GRAND FORKS AIR FORKS BASE, North Dakota —
Assessing the physical health of the whole wing and implementing evidence-based programs to influence healthy lifestyle change is a difficult task for an office.
That’s the unique challenge for Anna Ojczyk, health promotion program coordinator for the 319th Reconnaissance Wing.
As the sole member of the health promotion service, Ojczyk does his best to educate, support and prevent any adverse outcomes in the wing’s physical fitness caused by nutrition, physical activity, sleep and tobacco and nicotine products.
One evidence-based program that Ojczyk started at Grand Forks Air Force Base is a nutrition-focused tour for first-term Airmen fresh out of basic training and technical school.
“I wanted to give young Airmen an opportunity to actually go through the commissary and talk about affordable ways to eat healthy,” Ojcik said. “They’re in the store picking up fruit and vegetables; we talk about choosing lean meats, how to make a microwave baked potato, how to choose your fruit, compare prices and how to read nutrition labels.
Not all of her programs are group-focused; the health promotion office also provides more individualized care. The InBody 570 body composition analyzer enables airmen to assess their current body composition.
“InBody helps you get a good idea of where your body is,” Ojcik said. “I have people coming in trying to lose weight, people trying to build muscle, and people with all kinds of goals.”
The body composition tool is a much better indicator of where a person’s body is than the scale, said frequent InBody user Capt. Cody Chain, a bio-environmental engineer with the 319th Operational Medical Readiness Squadron.
“At one point I was using the InBody once a week,” Cheyne said. “It’s a tool that gives you a good idea of how your workouts are working for you and allows you to create a plan for yourself.”
After a user steps off the InBody, it provides a printout for a comprehensive body composition analysis that includes a person’s weight divided by total water weight, dry lean mass, and body fat. InBody also provides muscle fat analysis, obesity analysis, segmental muscle mass analysis, along with several other areas to give users a good baseline of the state of their physical health.
A healthy diet combined with a fitness goal is a good start to improving overall fitness, but lack of sleep is another area that people may need help with sometimes.
Ojcik said the 319th Civil Engineering Fire Fighting Squadron reached out to her for help improving measures to combat sleep deprivation.
“These sleep guidelines ensure that members get enough time for quality sleep the next day if, for example, they had to fight a fire all night,” Ojcik said.
While firefighters may encounter fires with toxic smoke and fumes, Ojczyk and the health promotion office have their own harmful carcinogens to contend with.

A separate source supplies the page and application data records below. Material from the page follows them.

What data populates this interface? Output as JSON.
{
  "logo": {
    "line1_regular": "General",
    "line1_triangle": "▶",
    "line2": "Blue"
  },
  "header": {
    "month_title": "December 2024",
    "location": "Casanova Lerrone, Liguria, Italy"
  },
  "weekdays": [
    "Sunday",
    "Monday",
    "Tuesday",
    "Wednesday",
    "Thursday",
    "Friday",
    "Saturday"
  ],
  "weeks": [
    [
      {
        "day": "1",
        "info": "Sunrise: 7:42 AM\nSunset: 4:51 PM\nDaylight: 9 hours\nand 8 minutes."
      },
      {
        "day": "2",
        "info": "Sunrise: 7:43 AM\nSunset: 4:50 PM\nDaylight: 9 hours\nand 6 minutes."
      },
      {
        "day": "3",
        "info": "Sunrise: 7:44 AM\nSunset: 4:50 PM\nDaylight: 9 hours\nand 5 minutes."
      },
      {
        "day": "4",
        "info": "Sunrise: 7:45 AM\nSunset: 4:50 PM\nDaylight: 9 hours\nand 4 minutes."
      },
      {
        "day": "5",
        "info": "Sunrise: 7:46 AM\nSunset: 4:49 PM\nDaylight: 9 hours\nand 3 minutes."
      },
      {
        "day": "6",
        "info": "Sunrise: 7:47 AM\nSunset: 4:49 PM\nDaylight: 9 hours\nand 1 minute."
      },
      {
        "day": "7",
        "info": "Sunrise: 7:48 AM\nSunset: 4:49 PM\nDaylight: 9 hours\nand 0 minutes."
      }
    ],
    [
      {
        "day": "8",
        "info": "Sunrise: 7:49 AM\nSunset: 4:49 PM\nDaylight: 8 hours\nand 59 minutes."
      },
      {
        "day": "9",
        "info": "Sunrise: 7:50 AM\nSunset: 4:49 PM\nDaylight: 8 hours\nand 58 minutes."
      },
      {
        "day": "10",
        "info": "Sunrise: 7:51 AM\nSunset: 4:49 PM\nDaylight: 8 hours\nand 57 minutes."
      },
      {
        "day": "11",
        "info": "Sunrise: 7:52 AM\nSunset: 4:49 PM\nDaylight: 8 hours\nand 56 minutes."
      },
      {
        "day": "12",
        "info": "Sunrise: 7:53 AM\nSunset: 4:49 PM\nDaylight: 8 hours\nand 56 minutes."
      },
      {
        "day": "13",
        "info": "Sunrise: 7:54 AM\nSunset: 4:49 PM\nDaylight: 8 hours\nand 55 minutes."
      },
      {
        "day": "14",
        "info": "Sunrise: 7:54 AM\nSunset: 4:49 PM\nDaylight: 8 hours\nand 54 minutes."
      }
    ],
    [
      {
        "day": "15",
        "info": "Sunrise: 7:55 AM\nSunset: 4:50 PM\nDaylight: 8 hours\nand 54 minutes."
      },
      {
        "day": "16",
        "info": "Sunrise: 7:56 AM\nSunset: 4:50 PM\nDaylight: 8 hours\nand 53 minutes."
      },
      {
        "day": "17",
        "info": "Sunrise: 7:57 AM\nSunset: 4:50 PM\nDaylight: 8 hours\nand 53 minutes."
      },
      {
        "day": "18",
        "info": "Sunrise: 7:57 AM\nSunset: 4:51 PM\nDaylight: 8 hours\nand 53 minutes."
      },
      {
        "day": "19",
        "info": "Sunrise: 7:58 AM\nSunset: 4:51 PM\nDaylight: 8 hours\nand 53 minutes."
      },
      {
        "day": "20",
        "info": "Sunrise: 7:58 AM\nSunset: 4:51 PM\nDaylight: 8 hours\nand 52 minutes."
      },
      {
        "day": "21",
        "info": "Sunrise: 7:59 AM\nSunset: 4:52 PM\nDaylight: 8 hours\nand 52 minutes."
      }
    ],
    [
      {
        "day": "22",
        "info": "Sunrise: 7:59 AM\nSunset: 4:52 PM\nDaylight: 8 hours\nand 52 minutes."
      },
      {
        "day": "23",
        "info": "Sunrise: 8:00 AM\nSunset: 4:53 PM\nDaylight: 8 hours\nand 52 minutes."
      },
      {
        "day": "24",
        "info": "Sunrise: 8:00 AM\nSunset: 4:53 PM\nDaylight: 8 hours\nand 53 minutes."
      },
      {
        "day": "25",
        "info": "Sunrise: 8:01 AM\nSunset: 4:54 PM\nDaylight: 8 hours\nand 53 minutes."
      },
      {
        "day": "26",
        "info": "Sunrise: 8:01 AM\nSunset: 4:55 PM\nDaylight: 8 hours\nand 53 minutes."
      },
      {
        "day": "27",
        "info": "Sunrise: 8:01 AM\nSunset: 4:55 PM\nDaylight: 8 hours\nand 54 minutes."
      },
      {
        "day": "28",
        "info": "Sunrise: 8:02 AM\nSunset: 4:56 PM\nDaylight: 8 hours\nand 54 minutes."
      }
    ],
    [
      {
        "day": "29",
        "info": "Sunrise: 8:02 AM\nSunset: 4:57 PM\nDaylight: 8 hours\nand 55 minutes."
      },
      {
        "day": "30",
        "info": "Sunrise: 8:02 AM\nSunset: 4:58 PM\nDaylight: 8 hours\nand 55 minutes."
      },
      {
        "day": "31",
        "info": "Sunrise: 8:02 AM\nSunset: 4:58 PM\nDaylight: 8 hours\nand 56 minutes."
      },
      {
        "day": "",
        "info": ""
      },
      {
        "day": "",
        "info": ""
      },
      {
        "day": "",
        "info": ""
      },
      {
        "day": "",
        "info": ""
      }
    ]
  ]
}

“I provide smoking cessation services, mostly connecting people to resources,” Ojcik said. “If people call me and say they want to quit using tobacco, vaping or nicotine products, I can connect them with the resources available to them.”
Quitting isn’t just about using nicotine, it’s also about eliminating exposure to secondhand smoke. The Office of Health Promotion along with Col. Timothy Curry, 319th RW commander, ensure the Grand
Forks AFB remains a tobacco-free installation, prohibiting the use of tobacco in all areas except those designated for tobacco.
Making impactful changes in the health of entire key populations—tobacco use, nutritional diets, physical fitness, and sleep patterns—is no small task.
Ojczyk said even though she’s just one person, she’s willing to help point people in the right direction for the help they need.
“The main goal is to promote a healthy lifestyle,” Ojcik said. “We know that behavior change doesn’t just happen with knowledge, you have to have skills and abilities as well as an environment.”
Grand Forks AFB is continually committed to improving the physical environment for Airmen in hopes that the healthy choice is the easy choice. The information above includes just a few examples of how the health promotion service can and has had an impact. Airmen, civilian employees, supervisors, senior leaders and commanders with questions about how the Health Promotion Office can help, individual or workplace, should contact the Health Promotion Office at 701-747-5918 or via Facebook at Grand Forks health care promotion page.